“The historic volatility of dairy protein prices – and their high price level compared to vegetable proteins – has for several years caused manufacturers to look to soy and others for better price stability in their value chain.”

"What’s more, many manufacturers see the global demand for protein from a long-term perspective and predict shortages and higher prices in the future. So they are diversifying so as not to be over-reliant on one type of protein when supply is tight and prices are moving."

Mixed portfolios

Dairy and plant protein suppliers are moving with the changes especially in regard to diverse usage of proteins. In Denmark, Arla Food Ingredients business area director in nutrition, Anders Steen Jørgensen, acknowledged the growing interest in plant proteins.

"It is correct that our buying industries will be looking for alternatives to dairy, but there is a significant difference between sport, clinical and functional foods on one side and infant nutrition on the other side,” he said.

“I do not believe the infant market has a big incentive to formulate cheaper recipes. There is a playing field for bovine milk formulas and as long as our customers buy at an equal price level, there will be formulas made with dairy proteins.”

He added:"Most larger players will have non-dairy protein formulas in their assortment and if large price differences prevail there might of course be a substitution at end-user level leading to a change in market share between the different formulas offered. But in my mind we are talking slow evolution, whereas the substitutions in adult applications might be more short term."

One change is in typical dosages that have near on doubled in regular foods and categories like sports nutrition.

Claims, taste

Mellentin noted the advantage dairy proteins held in terms of clinical backing and formulation.

"There is a growing list of protein sources from which manufacturers can choose – not only soy and dairy, but pea, algal-source and many others. As a result all protein suppliers - dairy, soy and pea alike - are working hard to distinguish the value, quality and functionality of their protein.”

"However, vegetable proteins often have significant problems with taste and with the range of applications they can be used in and this will mean that using dairy protein will continue to be the preferred option whenever possible for most manufacturers."

"There's another factor and that's science. Dairy can now be seen to have a scientific base that vegetable proteins lack - and that's vital in applications ranging from sports nutrition to weight management to medical and infant nutrition.”

Dairy proteins have also benefitted from a recent United Nations' Food and Agricultural Organisation (FAO) report that found dairy proteins were more efficacious than plant proteins, although the plant protein sector at the time argued that the findings were only relevant in undernourished populations. See here for more on that.

Protein alternatives

The Quorn meat alternative brand sources its protein from soil while insects have been touted as one potential source of protein concentrates along with the likes of potatoes and vegetable waste streams.

Danish protein processor Upfront Chromatography is fielding more and more enquiries about protein extraction from varied sources.

“We have had many inquiries in the last months for our technology,” said CEO, Karsten Lindved.

“With our technology producers can isolate soluble proteins from various origins. The concentration of the proteins in the starting material can be very low and we’ll still be able to produce a protein isolate with over 95% concentration."

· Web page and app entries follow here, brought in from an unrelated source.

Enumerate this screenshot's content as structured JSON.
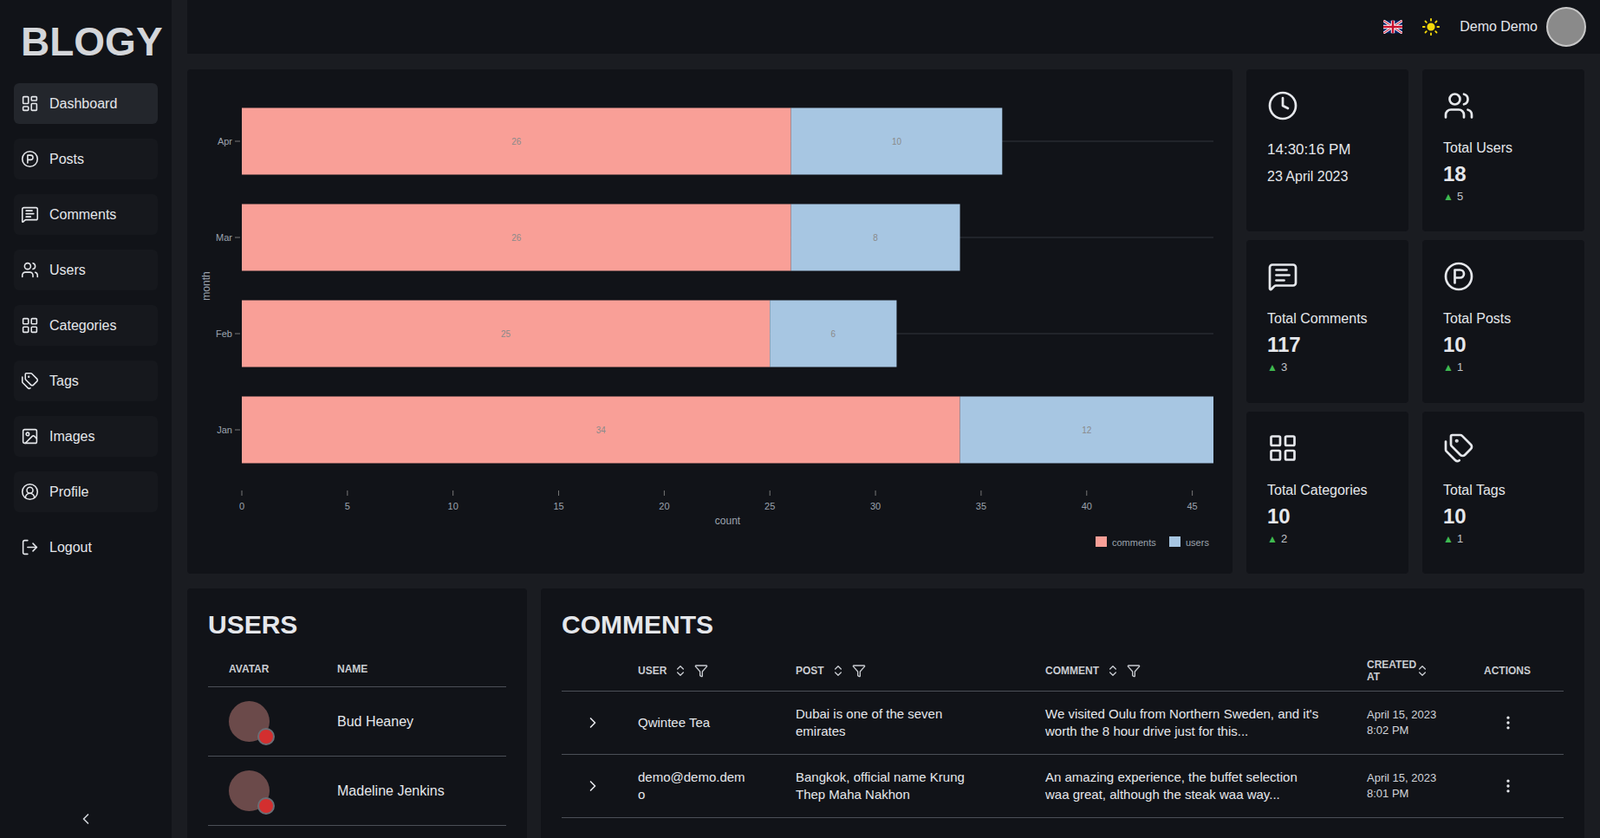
{
  "app": {
    "logo": "BLOGY"
  },
  "sidebar": {
    "items": [
      {
        "label": "Dashboard",
        "selected": true,
        "kind": "link"
      },
      {
        "label": "Posts",
        "selected": false,
        "kind": "link"
      },
      {
        "label": "Comments",
        "selected": false,
        "kind": "link"
      },
      {
        "label": "Users",
        "selected": false,
        "kind": "link"
      },
      {
        "label": "Categories",
        "selected": false,
        "kind": "link"
      },
      {
        "label": "Tags",
        "selected": false,
        "kind": "link"
      },
      {
        "label": "Images",
        "selected": false,
        "kind": "link"
      },
      {
        "label": "Profile",
        "selected": false,
        "kind": "link"
      },
      {
        "label": "Logout",
        "selected": false,
        "kind": "action"
      }
    ]
  },
  "header": {
    "user": "Demo Demo"
  },
  "chart": {
    "y_axis_title": "month",
    "x_axis_title": "count",
    "categories": [
      "Jan",
      "Feb",
      "Mar",
      "Apr"
    ],
    "x_ticks": [
      "0",
      "5",
      "10",
      "15",
      "20",
      "25",
      "30",
      "35",
      "40",
      "45"
    ],
    "series": [
      {
        "name": "comments",
        "color": "#f99f97",
        "values": [
          34,
          25,
          26,
          26
        ]
      },
      {
        "name": "users",
        "color": "#a7c6e2",
        "values": [
          12,
          6,
          8,
          10
        ]
      }
    ]
  },
  "stats": [
    {
      "kind": "clock",
      "time": "14:30:16 PM",
      "date": "23 April 2023"
    },
    {
      "kind": "metric",
      "label": "Total Users",
      "value": "18",
      "arrow": "▲",
      "delta": "5"
    },
    {
      "kind": "metric",
      "label": "Total Comments",
      "value": "117",
      "arrow": "▲",
      "delta": "3"
    },
    {
      "kind": "metric",
      "label": "Total Posts",
      "value": "10",
      "arrow": "▲",
      "delta": "1"
    },
    {
      "kind": "metric",
      "label": "Total Categories",
      "value": "10",
      "arrow": "▲",
      "delta": "2"
    },
    {
      "kind": "metric",
      "label": "Total Tags",
      "value": "10",
      "arrow": "▲",
      "delta": "1"
    }
  ],
  "users_table": {
    "title": "USERS",
    "columns": [
      "AVATAR",
      "NAME"
    ],
    "rows": [
      {
        "name": "Bud Heaney",
        "online": false
      },
      {
        "name": "Madeline Jenkins",
        "online": false
      }
    ]
  },
  "comments_table": {
    "title": "COMMENTS",
    "columns": [
      {
        "label": "USER",
        "sortable": true,
        "filterable": true
      },
      {
        "label": "POST",
        "sortable": true,
        "filterable": true
      },
      {
        "label": "COMMENT",
        "sortable": true,
        "filterable": true
      },
      {
        "label": "CREATED AT",
        "sortable": true,
        "filterable": false
      },
      {
        "label": "ACTIONS",
        "sortable": false,
        "filterable": false
      }
    ],
    "rows": [
      {
        "expanded": false,
        "user": "Qwintee Tea",
        "post": "Dubai is one of the seven emirates",
        "comment": "We visited Oulu from Northern Sweden, and it's worth the 8 hour drive just for this...",
        "created_date": "April 15, 2023",
        "created_time": "8:02 PM"
      },
      {
        "expanded": false,
        "user": "demo@demo.demo",
        "post": "Bangkok, official name Krung Thep Maha Nakhon",
        "comment": "An amazing experience, the buffet selection waa great, although the steak waa way...",
        "created_date": "April 15, 2023",
        "created_time": "8:01 PM"
      }
    ]
  }
}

"With the increasing protein prices many producers are re-evaluating their current production flow and trying to identify possibilities for improvements.”

Mellentin said the landscape was about much more than a plant-animal protein dialectic. “We will see new protein ingredients appearing, reflecting the complementary nature of diverse sources. Each grouping has strengths. It will be: ‘How can we best combine and extend protein sources to efficiently feed a world demanding ever more protein?’.”

Related topics: Markets, Dairy-based ingredients, Proteins, peptides, amino acids, Soy-based ingredients, Sports nutrition